To give you some hints:
You have different ways to specify a month: M, MM, MMMM
M means its a number, so you can write it like
[0-9] (there are even more compact ways, but I think this requires the least explanation).
MM means you can have another digit, but this digit can obviously only be
12 is the highest.
So we alter the expression:
1?[0-9]. Which means the one is optional.
Is this correct? No, because it would e.g. accept
0 as a valid month. So alter it again.
(1[0-2]|[1-9]) which means: either a
1 followed by another digit between 0 and 2, so 10, 11, 12 are accepted. The braces are there to create a group.
Now to accept
This can be further composed, e.g. for
Also don't forget to match the start and the beginning:
otherwise you'd match things like
abc MM/DD/YYYY bla
If everything works, you should use non-capturing groups where you don't need to reference the contents of a group. So
^(?:(1[0-2]|[1-9]|January|February)/)?<YYYY-Pattern>$ because you probably don't need to reference the group with the
/. (However I think this is implementation dependent). To reference the groupse you probably want to give them names. Have a look here: http://www.regular-expressions.info/named.html
Well that's the way I compose regular expressions...

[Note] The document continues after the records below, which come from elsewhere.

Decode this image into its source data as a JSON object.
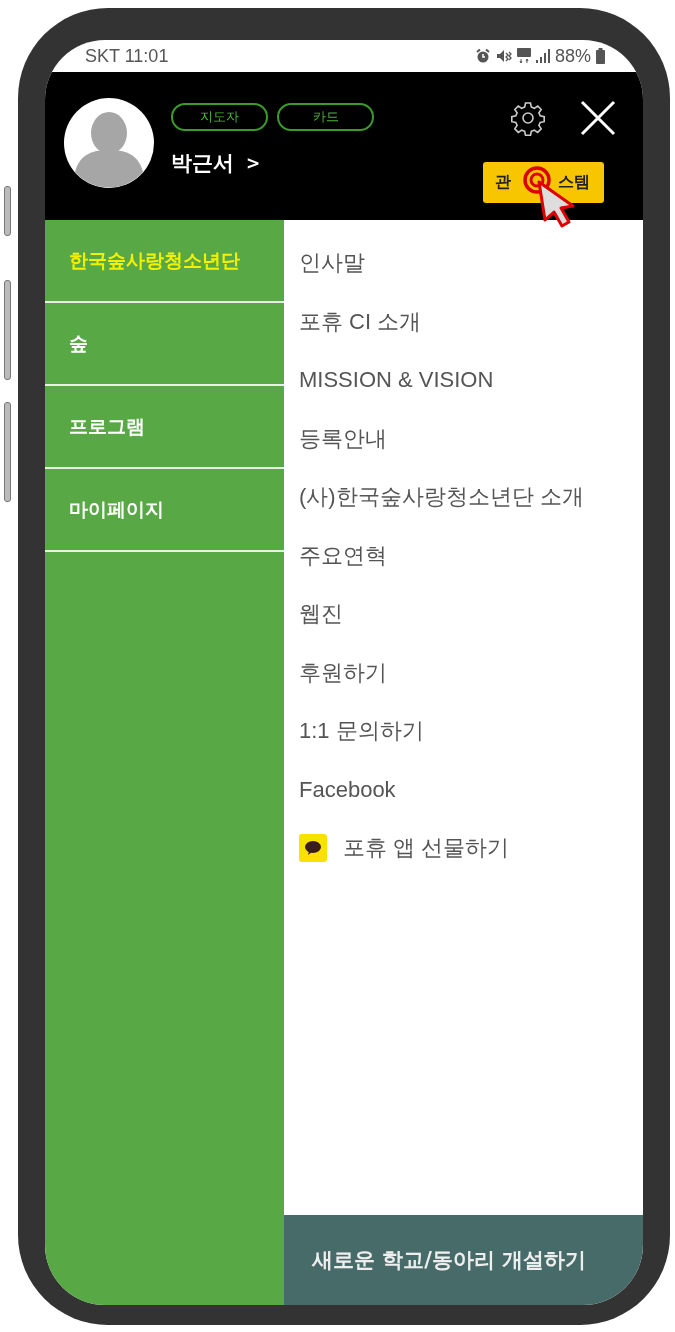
{
  "status_bar": {
    "carrier_time": "SKT 11:01",
    "battery": "88%"
  },
  "header": {
    "badges": [
      "지도자",
      "카드"
    ],
    "user_name": "박근서",
    "user_arrow": ">",
    "admin_button": [
      "관",
      "스템"
    ]
  },
  "menu": [
    {
      "label": "한국숲사랑청소년단",
      "selected": true
    },
    {
      "label": "숲",
      "selected": false
    },
    {
      "label": "프로그램",
      "selected": false
    },
    {
      "label": "마이페이지",
      "selected": false
    }
  ],
  "submenu": [
    {
      "label": "인사말",
      "kind": "text"
    },
    {
      "label": "포휴 CI 소개",
      "kind": "text"
    },
    {
      "label": "MISSION & VISION",
      "kind": "text"
    },
    {
      "label": "등록안내",
      "kind": "text"
    },
    {
      "label": "(사)한국숲사랑청소년단 소개",
      "kind": "text"
    },
    {
      "label": "주요연혁",
      "kind": "text"
    },
    {
      "label": "웹진",
      "kind": "text"
    },
    {
      "label": "후원하기",
      "kind": "text"
    },
    {
      "label": "1:1 문의하기",
      "kind": "text"
    },
    {
      "label": "Facebook",
      "kind": "text"
    },
    {
      "label": "포휴 앱 선물하기",
      "kind": "kakao"
    }
  ],
  "create_button": "새로운 학교/동아리 개설하기"
}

Don't give up, its going to be a longer expression, but not a very complex one.